old family relic". Now can you explain how you could have known that, supposing that you had forgotten who you were?"
"Neatly caught, Goldie," laughed Mr. Mitchel. "You certainly made a mess of it there."
"It was an asinine slip," said Mr. Goldie, laughing also.
"Now then," continued Mr. Barnes, "you readily see that I had good reason for believing that you had not forgotten your name. On the contrary, I was positive that your name was a part of the inscription on the watch. What, then, could be your purpose in pretending otherwise? I did not discover that for some time. However, I decided to go ahead, and find you out if I could. Next I noted two things. Your coat opened once, so that I saw, pinned to your vest, a bicycle badge, which I recognised as the emblem of the League of American Wheelmen."
"Oh! Oh!" cried Mr. Mitchel. "Shame on you, Goldie, for a blunderer."
"I had entirely forgotten the badge," said Mr. Goldie.
"I also observed," the detective went on, "litt
A man who cannot remember his name comes to Mr. Barnes' office. Barnes is a famous New York detective. The man asks the detective to discover his identity, and Barnes agrees, telling the man to return in two days. He and his well-trained staff get on the problem.

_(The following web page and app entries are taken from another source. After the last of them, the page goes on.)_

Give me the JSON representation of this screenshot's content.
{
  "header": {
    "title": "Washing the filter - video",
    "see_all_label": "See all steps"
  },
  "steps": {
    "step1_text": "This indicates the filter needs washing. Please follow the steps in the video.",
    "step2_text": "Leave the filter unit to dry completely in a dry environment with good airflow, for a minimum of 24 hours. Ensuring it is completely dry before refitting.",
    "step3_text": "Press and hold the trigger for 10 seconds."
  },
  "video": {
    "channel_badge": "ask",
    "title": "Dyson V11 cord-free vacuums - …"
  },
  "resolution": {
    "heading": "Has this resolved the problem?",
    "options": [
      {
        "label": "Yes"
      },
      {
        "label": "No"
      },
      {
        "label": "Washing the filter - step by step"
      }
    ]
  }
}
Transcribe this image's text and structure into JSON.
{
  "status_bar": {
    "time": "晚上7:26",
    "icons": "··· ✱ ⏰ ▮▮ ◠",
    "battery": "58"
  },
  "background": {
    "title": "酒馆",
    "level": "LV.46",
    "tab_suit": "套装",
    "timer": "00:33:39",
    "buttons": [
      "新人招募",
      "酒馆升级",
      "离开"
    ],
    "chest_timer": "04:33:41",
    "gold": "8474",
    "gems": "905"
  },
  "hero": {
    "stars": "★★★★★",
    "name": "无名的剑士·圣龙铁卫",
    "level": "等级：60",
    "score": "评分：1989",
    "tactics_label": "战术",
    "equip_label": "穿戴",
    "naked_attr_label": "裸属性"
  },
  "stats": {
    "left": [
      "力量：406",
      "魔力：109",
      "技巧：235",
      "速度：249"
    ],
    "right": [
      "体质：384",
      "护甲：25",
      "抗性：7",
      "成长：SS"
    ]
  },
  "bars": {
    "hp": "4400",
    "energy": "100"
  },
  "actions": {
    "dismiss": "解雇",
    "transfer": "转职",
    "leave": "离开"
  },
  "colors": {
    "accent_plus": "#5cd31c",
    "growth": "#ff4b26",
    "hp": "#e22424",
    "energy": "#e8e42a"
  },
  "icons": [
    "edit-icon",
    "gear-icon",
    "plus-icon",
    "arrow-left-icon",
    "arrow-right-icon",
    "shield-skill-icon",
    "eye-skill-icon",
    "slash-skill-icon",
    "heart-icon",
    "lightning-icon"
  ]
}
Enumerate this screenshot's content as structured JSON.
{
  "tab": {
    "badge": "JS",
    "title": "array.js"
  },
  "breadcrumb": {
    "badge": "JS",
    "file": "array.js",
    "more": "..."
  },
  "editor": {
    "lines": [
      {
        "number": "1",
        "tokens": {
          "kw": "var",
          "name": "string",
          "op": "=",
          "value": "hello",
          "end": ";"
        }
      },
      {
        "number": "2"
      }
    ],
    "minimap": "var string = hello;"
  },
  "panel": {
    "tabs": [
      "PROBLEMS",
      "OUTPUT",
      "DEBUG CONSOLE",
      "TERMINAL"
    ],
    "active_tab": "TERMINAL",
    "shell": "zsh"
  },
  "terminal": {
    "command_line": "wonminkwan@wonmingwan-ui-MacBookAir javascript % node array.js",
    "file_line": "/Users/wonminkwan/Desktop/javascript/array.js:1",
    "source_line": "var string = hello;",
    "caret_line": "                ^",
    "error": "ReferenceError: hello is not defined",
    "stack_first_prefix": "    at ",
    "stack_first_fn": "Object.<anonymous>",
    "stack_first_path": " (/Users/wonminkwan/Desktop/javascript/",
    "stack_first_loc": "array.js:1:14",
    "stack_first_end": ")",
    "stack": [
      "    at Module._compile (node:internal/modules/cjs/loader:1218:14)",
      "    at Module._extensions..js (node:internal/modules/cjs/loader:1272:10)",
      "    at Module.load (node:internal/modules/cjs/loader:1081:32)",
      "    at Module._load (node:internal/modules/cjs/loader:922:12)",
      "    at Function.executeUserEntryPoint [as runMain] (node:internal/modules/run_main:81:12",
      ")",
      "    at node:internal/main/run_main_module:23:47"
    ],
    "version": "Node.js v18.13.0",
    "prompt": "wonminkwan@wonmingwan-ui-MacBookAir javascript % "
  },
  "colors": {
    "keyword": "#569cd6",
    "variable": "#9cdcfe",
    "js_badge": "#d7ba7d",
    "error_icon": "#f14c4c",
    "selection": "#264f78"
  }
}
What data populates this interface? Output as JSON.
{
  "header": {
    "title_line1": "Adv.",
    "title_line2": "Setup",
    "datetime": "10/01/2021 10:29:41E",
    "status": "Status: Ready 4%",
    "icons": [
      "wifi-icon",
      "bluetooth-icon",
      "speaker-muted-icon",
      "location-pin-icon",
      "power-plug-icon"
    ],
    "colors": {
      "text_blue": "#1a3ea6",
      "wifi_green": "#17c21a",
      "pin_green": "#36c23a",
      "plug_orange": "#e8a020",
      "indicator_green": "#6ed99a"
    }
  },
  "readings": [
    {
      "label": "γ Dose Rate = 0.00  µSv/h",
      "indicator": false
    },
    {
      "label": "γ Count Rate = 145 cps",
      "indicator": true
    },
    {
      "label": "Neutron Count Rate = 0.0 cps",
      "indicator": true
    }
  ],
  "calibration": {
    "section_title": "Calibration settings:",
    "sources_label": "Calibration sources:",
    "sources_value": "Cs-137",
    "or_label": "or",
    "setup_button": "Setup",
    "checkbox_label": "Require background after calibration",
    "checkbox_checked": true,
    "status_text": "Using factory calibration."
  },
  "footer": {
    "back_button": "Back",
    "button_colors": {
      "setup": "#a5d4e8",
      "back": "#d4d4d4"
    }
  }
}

It isn't much of a detective story, the mystery is rather tame, and the writing is pedestrian, if formal.